▶ [PROBLEM]
Going line by line through the data below, how many lines contain the word "Lavandula"? Give only the number.

Element data from apps and pages
--- START ---

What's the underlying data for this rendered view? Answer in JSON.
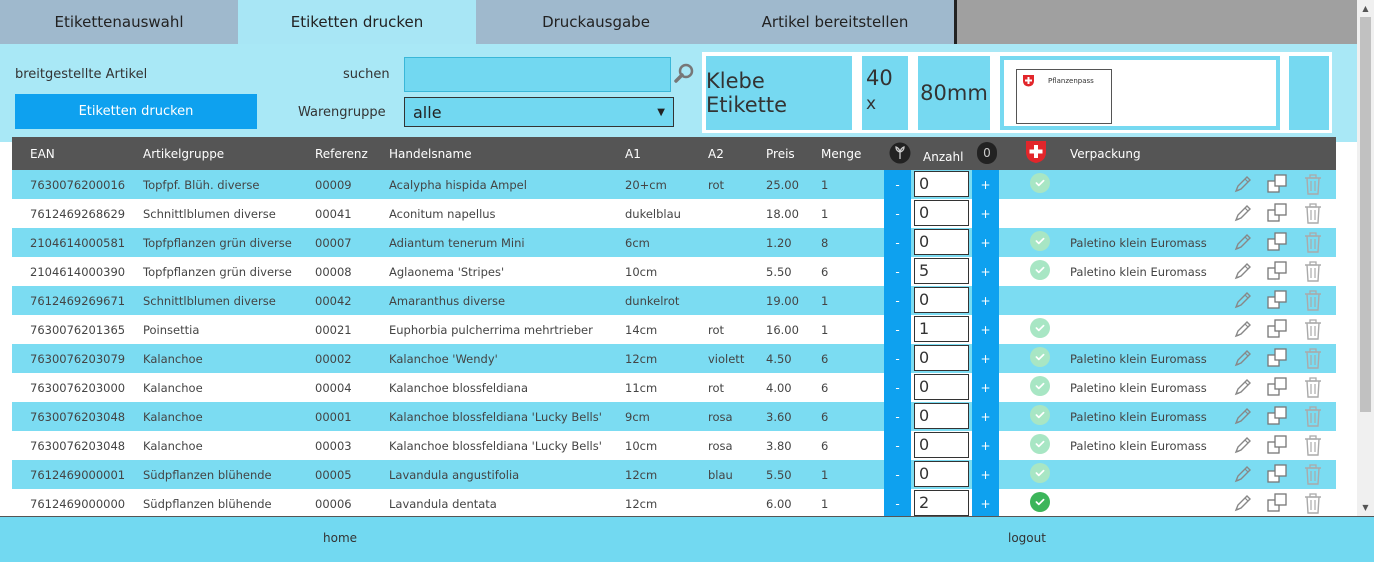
{
  "tabs": [
    {
      "label": "Etikettenauswahl"
    },
    {
      "label": "Etiketten drucken"
    },
    {
      "label": "Druckausgabe"
    },
    {
      "label": "Artikel bereitstellen"
    }
  ],
  "panel": {
    "provided_label": "breitgestellte Artikel",
    "print_button": "Etiketten drucken",
    "search_label": "suchen",
    "search_value": "",
    "group_label": "Warengruppe",
    "group_selected": "alle",
    "label_type": "Klebe Etikette",
    "label_width": "40",
    "label_x": "x",
    "label_height": "80mm",
    "pflanzenpass": "Pflanzenpass"
  },
  "columns": {
    "ean": "EAN",
    "group": "Artikelgruppe",
    "ref": "Referenz",
    "name": "Handelsname",
    "a1": "A1",
    "a2": "A2",
    "price": "Preis",
    "qty": "Menge",
    "count": "Anzahl",
    "count_total": "0",
    "packaging": "Verpackung"
  },
  "rows": [
    {
      "ean": "7630076200016",
      "group": "Topfpf. Blüh. diverse",
      "ref": "00009",
      "name": "Acalypha hispida Ampel",
      "a1": "20+cm",
      "a2": "rot",
      "price": "25.00",
      "qty": "1",
      "count": "0",
      "check": "light",
      "packaging": ""
    },
    {
      "ean": "7612469268629",
      "group": "Schnittlblumen diverse",
      "ref": "00041",
      "name": "Aconitum napellus",
      "a1": "dukelblau",
      "a2": "",
      "price": "18.00",
      "qty": "1",
      "count": "0",
      "check": "none",
      "packaging": ""
    },
    {
      "ean": "2104614000581",
      "group": "Topfpflanzen grün diverse",
      "ref": "00007",
      "name": "Adiantum tenerum Mini",
      "a1": "6cm",
      "a2": "",
      "price": "1.20",
      "qty": "8",
      "count": "0",
      "check": "light",
      "packaging": "Paletino klein Euromass"
    },
    {
      "ean": "2104614000390",
      "group": "Topfpflanzen grün diverse",
      "ref": "00008",
      "name": "Aglaonema 'Stripes'",
      "a1": "10cm",
      "a2": "",
      "price": "5.50",
      "qty": "6",
      "count": "5",
      "check": "light",
      "packaging": "Paletino klein Euromass"
    },
    {
      "ean": "7612469269671",
      "group": "Schnittlblumen diverse",
      "ref": "00042",
      "name": "Amaranthus diverse",
      "a1": "dunkelrot",
      "a2": "",
      "price": "19.00",
      "qty": "1",
      "count": "0",
      "check": "none",
      "packaging": ""
    },
    {
      "ean": "7630076201365",
      "group": "Poinsettia",
      "ref": "00021",
      "name": "Euphorbia pulcherrima mehrtrieber",
      "a1": "14cm",
      "a2": "rot",
      "price": "16.00",
      "qty": "1",
      "count": "1",
      "check": "light",
      "packaging": ""
    },
    {
      "ean": "7630076203079",
      "group": "Kalanchoe",
      "ref": "00002",
      "name": "Kalanchoe 'Wendy'",
      "a1": "12cm",
      "a2": "violett",
      "price": "4.50",
      "qty": "6",
      "count": "0",
      "check": "light",
      "packaging": "Paletino klein Euromass"
    },
    {
      "ean": "7630076203000",
      "group": "Kalanchoe",
      "ref": "00004",
      "name": "Kalanchoe blossfeldiana",
      "a1": "11cm",
      "a2": "rot",
      "price": "4.00",
      "qty": "6",
      "count": "0",
      "check": "light",
      "packaging": "Paletino klein Euromass"
    },
    {
      "ean": "7630076203048",
      "group": "Kalanchoe",
      "ref": "00001",
      "name": "Kalanchoe blossfeldiana 'Lucky Bells'",
      "a1": "9cm",
      "a2": "rosa",
      "price": "3.60",
      "qty": "6",
      "count": "0",
      "check": "light",
      "packaging": "Paletino klein Euromass"
    },
    {
      "ean": "7630076203048",
      "group": "Kalanchoe",
      "ref": "00003",
      "name": "Kalanchoe blossfeldiana 'Lucky Bells'",
      "a1": "10cm",
      "a2": "rosa",
      "price": "3.80",
      "qty": "6",
      "count": "0",
      "check": "light",
      "packaging": "Paletino klein Euromass"
    },
    {
      "ean": "7612469000001",
      "group": "Südpflanzen blühende",
      "ref": "00005",
      "name": "Lavandula angustifolia",
      "a1": "12cm",
      "a2": "blau",
      "price": "5.50",
      "qty": "1",
      "count": "0",
      "check": "light",
      "packaging": ""
    },
    {
      "ean": "7612469000000",
      "group": "Südpflanzen blühende",
      "ref": "00006",
      "name": "Lavandula dentata",
      "a1": "12cm",
      "a2": "",
      "price": "6.00",
      "qty": "1",
      "count": "2",
      "check": "strong",
      "packaging": ""
    }
  ],
  "buttons": {
    "minus": "-",
    "plus": "+"
  },
  "footer": {
    "home": "home",
    "logout": "logout"
  },
  "icons": {
    "search": "magnifier-icon",
    "plant": "plant-icon",
    "swiss": "swiss-cross-icon",
    "check": "check-circle-icon",
    "edit": "pencil-icon",
    "copy": "copy-icon",
    "delete": "trash-icon"
  },
  "colors": {
    "accent": "#0ea1ef",
    "row_highlight": "#7bdcf2",
    "panel": "#a9e8f6",
    "header": "#555555",
    "swiss_red": "#e2262b"
  }
}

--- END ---

▶ [FINAL ANSWER]
2